His mummy has the inventory number CG 61073.[28] In April 2021 his mummy was moved from the Museum of Egyptian Antiquities to the National Museum of Egyptian Civilization along with those of 17 other kings and 4 queens in an event termed the Pharaohs' Golden Parade.[29]


See also[edit]

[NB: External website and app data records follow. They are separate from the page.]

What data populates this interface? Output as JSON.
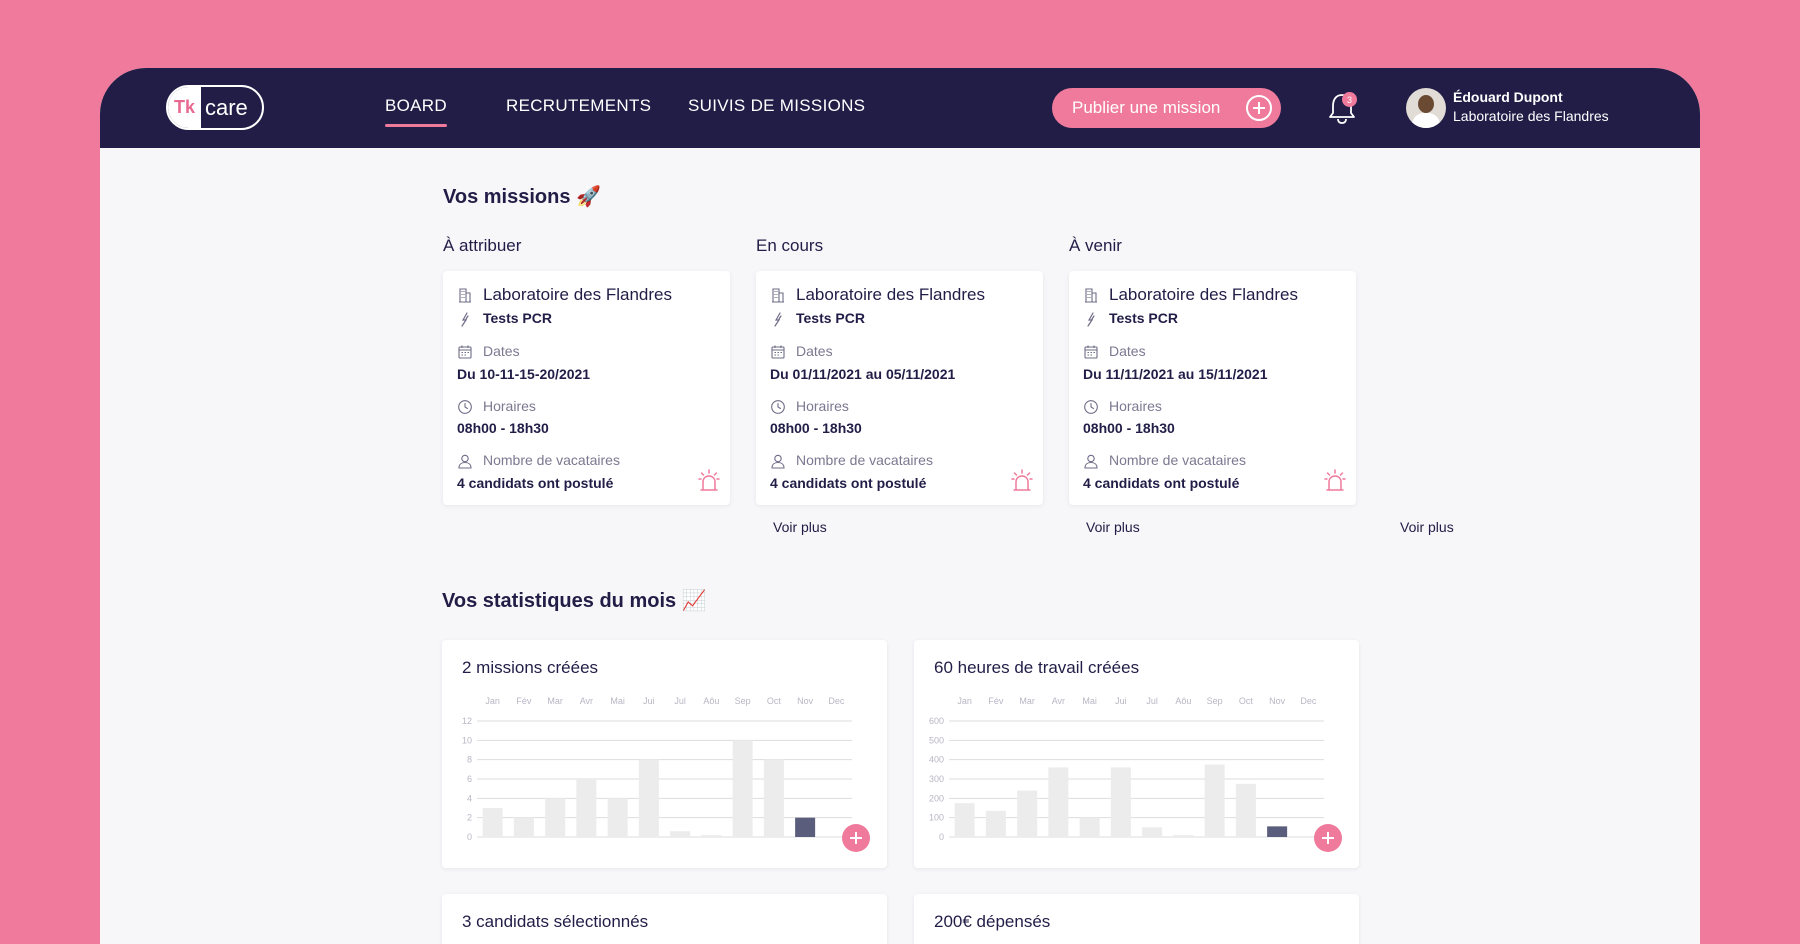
{
  "app": {
    "logo_prefix": "Tk",
    "logo_suffix": "care"
  },
  "nav": {
    "tabs": [
      {
        "label": "BOARD",
        "active": true
      },
      {
        "label": "RECRUTEMENTS",
        "active": false
      },
      {
        "label": "SUIVIS DE MISSIONS",
        "active": false
      }
    ],
    "publish_label": "Publier une mission",
    "notification_count": "3",
    "user_name": "Édouard Dupont",
    "user_org": "Laboratoire des Flandres"
  },
  "missions": {
    "title": "Vos missions 🚀",
    "columns": [
      {
        "title": "À attribuer",
        "lab": "Laboratoire des Flandres",
        "test": "Tests PCR",
        "dates_label": "Dates",
        "dates": "Du 10-11-15-20/2021",
        "hours_label": "Horaires",
        "hours": "08h00 - 18h30",
        "staff_label": "Nombre de vacataires",
        "staff": "4 candidats ont postulé",
        "more": "Voir plus"
      },
      {
        "title": "En cours",
        "lab": "Laboratoire des Flandres",
        "test": "Tests PCR",
        "dates_label": "Dates",
        "dates": "Du 01/11/2021 au 05/11/2021",
        "hours_label": "Horaires",
        "hours": "08h00 - 18h30",
        "staff_label": "Nombre de vacataires",
        "staff": "4 candidats ont postulé",
        "more": "Voir plus"
      },
      {
        "title": "À venir",
        "lab": "Laboratoire des Flandres",
        "test": "Tests PCR",
        "dates_label": "Dates",
        "dates": "Du 11/11/2021 au 15/11/2021",
        "hours_label": "Horaires",
        "hours": "08h00 - 18h30",
        "staff_label": "Nombre de vacataires",
        "staff": "4 candidats ont postulé",
        "more": "Voir plus"
      }
    ]
  },
  "stats": {
    "title": "Vos statistiques du mois 📈",
    "cards": [
      {
        "title": "2 missions créées"
      },
      {
        "title": "60 heures de travail créées"
      },
      {
        "title": "3 candidats sélectionnés"
      },
      {
        "title": "200€ dépensés"
      }
    ]
  },
  "colors": {
    "accent": "#ef7a9b",
    "navy": "#221d47",
    "bar": "#ececec",
    "bar_current": "#5a5e7c"
  },
  "chart_data": [
    {
      "type": "bar",
      "categories": [
        "Jan",
        "Fév",
        "Mar",
        "Avr",
        "Mai",
        "Jui",
        "Jul",
        "Aôu",
        "Sep",
        "Oct",
        "Nov",
        "Dec"
      ],
      "values": [
        3,
        2,
        4,
        6,
        4,
        8,
        0.6,
        0.2,
        10,
        8,
        2,
        0
      ],
      "yticks": [
        0,
        2,
        4,
        6,
        8,
        10,
        12
      ],
      "ylim": [
        0,
        12
      ],
      "highlight_index": 10
    },
    {
      "type": "bar",
      "categories": [
        "Jan",
        "Fév",
        "Mar",
        "Avr",
        "Mai",
        "Jui",
        "Jul",
        "Aôu",
        "Sep",
        "Oct",
        "Nov",
        "Dec"
      ],
      "values": [
        175,
        135,
        240,
        360,
        100,
        360,
        50,
        10,
        375,
        275,
        55,
        0
      ],
      "yticks": [
        0,
        100,
        200,
        300,
        400,
        500,
        600
      ],
      "ylim": [
        0,
        600
      ],
      "highlight_index": 10
    }
  ]
}
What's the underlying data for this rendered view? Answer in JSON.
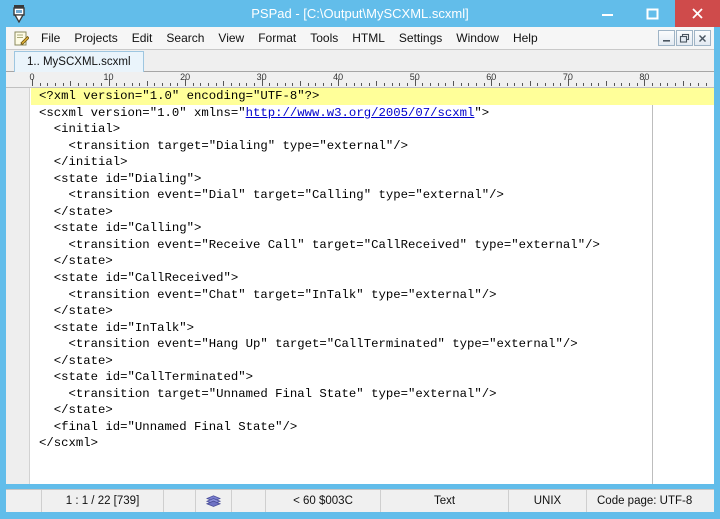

  1. ^ a b c d e von Beckerath 1984, pp. 138–141.
  2. ^ a b c d e f g h i j Leprohon 2013, pp. 101.
  3. ^ Ranke, Hermann (1935). Die Ägyptischen Personennamen, Bd. 1: Verzeichnis der Namen (PDF). Glückstadt: J.J. Augustin. p. 408. Retrieved 25 July 2020.
  4. ^ Clayton 1994, p. 112.
  5. ^ Peter Clayton, Chronicle of the Pharaohs, Thames & Hudson Ltd, 1994. pp.113-114
  6. ^ a b Clayton 1994, p. 114.
  7. ^ Bryan 1991, p. 335.
  8. ^ William L. Moran, The Amarna Letters, Johns Hopkins University Press, 1992. p.93
  9. ^ Bryan 1991, p. 14.
  10. ^ Peter Der Manuelian. Studies in the Reign of Amenophis II. p.20. Hildesheimer Ägyptologische Beiträge(HÄB) Verlag: 1987
  11. ^ Donald B. Redford. The Chronology of the Eighteenth Dynasty. p.119. Journal of Near Eastern Studies, Vol. 25, No. 2 (Apr., 1966)
  12. ^ Charles C. Van Siclen. "Amenhotep II", The Oxford Encyclopedia of Ancient Egypt. Ed. Donald Redford. Vol. 1, p.71. Oxford University Press, 2001.
  13. ^ Jürgen von Beckerath, Chronologie des Pharaonischen Ägypten. Philipp von Zabern, Mainz, (1997) p.190
  14. ^ Shaw, Ian; and Nicholson, Paul. The Dictionary of Ancient Egypt. p.290. The British Museum Press, 1995.
  15. ^ a b c Bryan 1991, p. 4.
  16. ^ Bryan 1991, p. 5.
  17. ^ a b Bryan 1991, p. 6.
  18. ^ BAR II, 823-829
  19. ^ Wente, E.F.; and Van Siclen, C. "A Chronology of the New Kingdom." SAOC 39
  20. ^ Nicolas Grimal, A History of Ancient Egypt, Blackwell Books, 1992. p.303
  21. ^ Kemp 1989, p. 202.
  22. ^ Kemp 1989, p. 303.
  23. ^ Accessible online in the Karnak project database: http://www.cfeetk.cnrs.fr/karnak/?iu=2775&hl=en
  24. ^ Al-Ahram, Fruitful seasons, 21–27 November 2002, Issue No.613
  25. ^ Elliot Smith, G. (1912). The Royal Mummies (2000 reprint ed.). Bath, UK: Duckworth. pp. 42–46. ISBN 0-7156-2959-X.
  26. ^ An X-ray atlas of the royal mummies. Chicago: University of Chicago Press. 1980. pp. 207–208. ISBN 0226317455.
  27. ^ Ashrafian, Hutan. (2012). "Familial epilepsy in the pharaohs of ancient Egypt's eighteenth dynasty". Epilepsy Behav. 25 (1): 23–31. doi:10.1016/j.yebeh.2012.06.014. PMID 22980077. S2CID 20771815.
  28. ^ Habicht, M.E; Bouwman, A.S; Rühli, F.J (25 January 2016). "Identifications of ancient Egyptian royal mummies from the 18th Dynasty reconsidered". Yearbook of Physical Anthropology. 159 (S61): 216–231. doi:10.1002/ajpa.22909. PMID 26808107.
  29. ^ Parisse, Emmanuel (5 April 2021). "22 Ancient Pharaohs Have Been Carried Across Cairo in an Epic 'Golden Parade'". ScienceAlert. Retrieved 5 April 2021.


Further reading[edit]

  • C.N. Reeves, Tuthmosis IV as 'great-grandfather' of Tut῾ankhamun, in: Göttinger Miszellen 56 (1982), 65-69.